[Opening Provided records section]

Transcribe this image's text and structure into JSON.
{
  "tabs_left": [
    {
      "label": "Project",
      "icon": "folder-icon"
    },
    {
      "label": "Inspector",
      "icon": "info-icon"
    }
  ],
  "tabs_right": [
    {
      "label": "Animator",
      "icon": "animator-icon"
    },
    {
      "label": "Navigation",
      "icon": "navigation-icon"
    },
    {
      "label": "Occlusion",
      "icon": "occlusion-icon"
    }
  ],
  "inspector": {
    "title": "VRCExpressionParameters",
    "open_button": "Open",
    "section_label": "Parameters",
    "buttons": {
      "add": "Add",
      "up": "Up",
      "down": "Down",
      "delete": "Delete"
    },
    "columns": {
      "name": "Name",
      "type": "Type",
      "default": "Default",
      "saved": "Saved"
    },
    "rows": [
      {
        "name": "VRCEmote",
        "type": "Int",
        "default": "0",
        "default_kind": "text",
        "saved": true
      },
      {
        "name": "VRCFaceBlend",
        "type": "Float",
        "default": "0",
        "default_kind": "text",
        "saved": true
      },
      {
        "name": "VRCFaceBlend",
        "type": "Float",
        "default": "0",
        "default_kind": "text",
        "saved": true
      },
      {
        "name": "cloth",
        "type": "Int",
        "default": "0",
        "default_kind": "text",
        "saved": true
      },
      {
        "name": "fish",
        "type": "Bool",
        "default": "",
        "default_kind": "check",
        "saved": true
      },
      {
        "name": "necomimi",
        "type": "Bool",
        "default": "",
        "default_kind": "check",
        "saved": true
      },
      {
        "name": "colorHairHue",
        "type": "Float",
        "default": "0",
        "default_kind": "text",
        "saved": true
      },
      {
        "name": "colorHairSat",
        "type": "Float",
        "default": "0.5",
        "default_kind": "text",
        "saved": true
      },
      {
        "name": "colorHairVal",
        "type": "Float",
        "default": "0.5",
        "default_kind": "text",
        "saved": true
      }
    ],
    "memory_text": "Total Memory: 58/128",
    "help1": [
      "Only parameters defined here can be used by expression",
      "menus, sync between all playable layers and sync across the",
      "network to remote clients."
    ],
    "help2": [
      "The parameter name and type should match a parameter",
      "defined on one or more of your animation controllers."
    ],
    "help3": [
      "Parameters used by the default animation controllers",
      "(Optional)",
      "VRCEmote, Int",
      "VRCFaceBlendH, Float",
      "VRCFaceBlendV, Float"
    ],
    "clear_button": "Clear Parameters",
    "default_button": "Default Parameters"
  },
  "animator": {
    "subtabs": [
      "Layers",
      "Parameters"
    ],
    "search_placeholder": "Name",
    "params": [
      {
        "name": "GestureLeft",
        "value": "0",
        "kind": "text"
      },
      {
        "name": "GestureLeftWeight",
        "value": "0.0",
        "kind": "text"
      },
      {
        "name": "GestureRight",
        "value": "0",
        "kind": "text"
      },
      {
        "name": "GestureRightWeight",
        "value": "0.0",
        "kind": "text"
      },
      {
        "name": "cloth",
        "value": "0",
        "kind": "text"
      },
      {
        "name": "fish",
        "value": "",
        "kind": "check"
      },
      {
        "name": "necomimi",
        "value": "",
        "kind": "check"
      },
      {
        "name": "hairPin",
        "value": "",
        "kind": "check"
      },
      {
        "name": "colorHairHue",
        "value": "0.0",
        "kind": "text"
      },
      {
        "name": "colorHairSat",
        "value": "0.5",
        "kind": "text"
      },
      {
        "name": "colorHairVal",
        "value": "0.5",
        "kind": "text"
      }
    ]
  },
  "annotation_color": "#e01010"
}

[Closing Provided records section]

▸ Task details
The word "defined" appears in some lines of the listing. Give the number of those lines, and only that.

▸ Result of this exercise
2